EU faces last-ditch talks over cloned cattle rules

European leaders face last-ditch talks to salvage proposals that could see the offspring of cloned cattle allowed into the food chain.



Member states have just two weeks to find a compromise on rules over the consumption of cloned cattle offspring, after the latest discussions to review EU rules on novel foods collapsed.


The review was launched in 2008 in an effort to find ways for new foods to reach the EU market faster and to encourage the development of food production techniques.


The latest talks failed at 4am on Thursday (17 March) after nine hours of debate failed to see the European Parliament and European Commission agree over clone offspring rules.


Under EU rules, if the members fail to come to an agreement before 30 March the whole proposal would have to be scrapped.


The failure of the review could see the use and development of new foods – including cloning and the use of technologies such as nanotechnology – left in legal limbo.

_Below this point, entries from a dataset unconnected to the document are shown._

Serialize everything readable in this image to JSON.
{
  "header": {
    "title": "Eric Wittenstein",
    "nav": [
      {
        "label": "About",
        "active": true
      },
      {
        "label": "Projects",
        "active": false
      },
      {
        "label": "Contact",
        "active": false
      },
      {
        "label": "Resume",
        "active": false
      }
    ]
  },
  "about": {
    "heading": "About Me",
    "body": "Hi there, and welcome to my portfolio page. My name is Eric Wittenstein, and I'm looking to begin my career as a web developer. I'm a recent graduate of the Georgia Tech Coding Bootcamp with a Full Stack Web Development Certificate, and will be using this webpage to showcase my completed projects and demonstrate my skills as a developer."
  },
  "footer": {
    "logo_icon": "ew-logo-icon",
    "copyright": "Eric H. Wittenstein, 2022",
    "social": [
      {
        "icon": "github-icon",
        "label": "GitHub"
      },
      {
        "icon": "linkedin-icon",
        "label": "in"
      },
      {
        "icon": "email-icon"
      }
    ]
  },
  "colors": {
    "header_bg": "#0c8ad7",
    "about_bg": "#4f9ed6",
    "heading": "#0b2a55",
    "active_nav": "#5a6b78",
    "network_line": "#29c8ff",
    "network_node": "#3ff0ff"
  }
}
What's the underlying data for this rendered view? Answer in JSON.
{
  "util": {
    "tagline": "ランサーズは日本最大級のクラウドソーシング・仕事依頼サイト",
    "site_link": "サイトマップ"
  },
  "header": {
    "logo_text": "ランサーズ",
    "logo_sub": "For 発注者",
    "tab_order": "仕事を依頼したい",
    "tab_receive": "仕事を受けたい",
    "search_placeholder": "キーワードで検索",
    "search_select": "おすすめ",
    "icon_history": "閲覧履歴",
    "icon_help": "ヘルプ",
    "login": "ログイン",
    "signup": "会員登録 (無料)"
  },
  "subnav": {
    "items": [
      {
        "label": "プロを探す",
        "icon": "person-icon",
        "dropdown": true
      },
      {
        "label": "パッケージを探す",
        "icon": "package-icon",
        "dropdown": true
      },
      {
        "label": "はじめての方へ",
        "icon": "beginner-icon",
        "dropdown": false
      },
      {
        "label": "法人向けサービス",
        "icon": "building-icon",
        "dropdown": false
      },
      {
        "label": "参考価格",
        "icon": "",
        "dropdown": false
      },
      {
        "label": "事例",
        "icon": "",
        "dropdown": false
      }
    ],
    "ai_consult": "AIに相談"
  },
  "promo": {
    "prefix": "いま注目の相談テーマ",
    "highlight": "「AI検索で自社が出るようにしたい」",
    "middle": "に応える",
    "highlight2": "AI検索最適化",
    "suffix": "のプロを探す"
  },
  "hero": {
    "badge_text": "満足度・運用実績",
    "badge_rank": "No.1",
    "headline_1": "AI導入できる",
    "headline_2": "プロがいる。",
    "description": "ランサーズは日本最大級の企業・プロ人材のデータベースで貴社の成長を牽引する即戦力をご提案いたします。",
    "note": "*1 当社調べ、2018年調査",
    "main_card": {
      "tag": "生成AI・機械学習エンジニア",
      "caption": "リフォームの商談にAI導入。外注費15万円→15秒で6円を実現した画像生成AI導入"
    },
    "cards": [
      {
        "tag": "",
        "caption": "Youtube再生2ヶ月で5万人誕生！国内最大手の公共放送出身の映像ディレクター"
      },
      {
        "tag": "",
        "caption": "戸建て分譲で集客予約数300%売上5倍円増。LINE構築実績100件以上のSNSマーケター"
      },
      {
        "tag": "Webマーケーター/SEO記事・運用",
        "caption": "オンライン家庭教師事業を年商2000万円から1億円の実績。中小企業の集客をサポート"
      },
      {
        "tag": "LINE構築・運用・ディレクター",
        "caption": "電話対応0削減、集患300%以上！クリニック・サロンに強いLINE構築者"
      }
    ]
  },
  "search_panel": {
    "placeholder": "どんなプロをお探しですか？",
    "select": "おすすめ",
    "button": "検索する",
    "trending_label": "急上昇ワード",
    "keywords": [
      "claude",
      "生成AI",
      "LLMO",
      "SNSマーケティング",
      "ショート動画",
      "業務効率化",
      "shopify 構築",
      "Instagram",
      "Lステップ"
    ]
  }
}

A final round of talks are scheduled for 28 March, but the European Parliament’s rapporteur on the dossier, Dutch MEP Kartika Liotard, said the House would “not cave in at any price”.


Referring to latest research, which says that only 15% of EU citizens support animal cloning for food, Ms Liotard said the negotiations would only have a positive outcome “if the council moves towards consumers’ expectations on the issue of cloning”.


“If the position of the council and the commission remains exclusively tied to commercial trade interests, parliament won’t accept any deal,” she added.


But the European Council said that it had reasons to reject a ban on food obtained from the naturally-conceived offspring of clones.


It said the EU or countries outside it had systems for tracing the natural offspring of clones in the foodchain.


If restrictions on cloned cattle were put in place, Europe would be forced to reject imports of beef and dairy products from countries such as the US, provoking “retaliatory measures” on EU exports, which could cost millions of euros a year in lost trade.


“Such a ban would also mislead consumers, as there are already non-traceable offspring in the EU and foodstuff derived from them has already entered the food market [mainly via imports of US breeding material],” a European Council statement said.



Novel Foods Regulations



Current Novel Foods Regulation dates back to May 1997. It does not cover foods developed since then that use nanotechnology, or foods that are consumed outside the EU.


The European Commission adopted a legislative proposal to amend the current Novel Foods Regulation in January 2008. The aim was to allow “safe and innovative foods to reach the EU market faster” and to encourage the development of new types of food production techniques.


The regulation would create a centralised authorisation system to simplify and speed up the process of authorisation for novel foods. The European Food Safety Authority would carry out risk assessments for a novel food application and, if judged safe, the European Commission would then propose its authorisation.


Only novel foods included on the community list after assessment by the EFSA could be placed on the market.


Source: EurActiv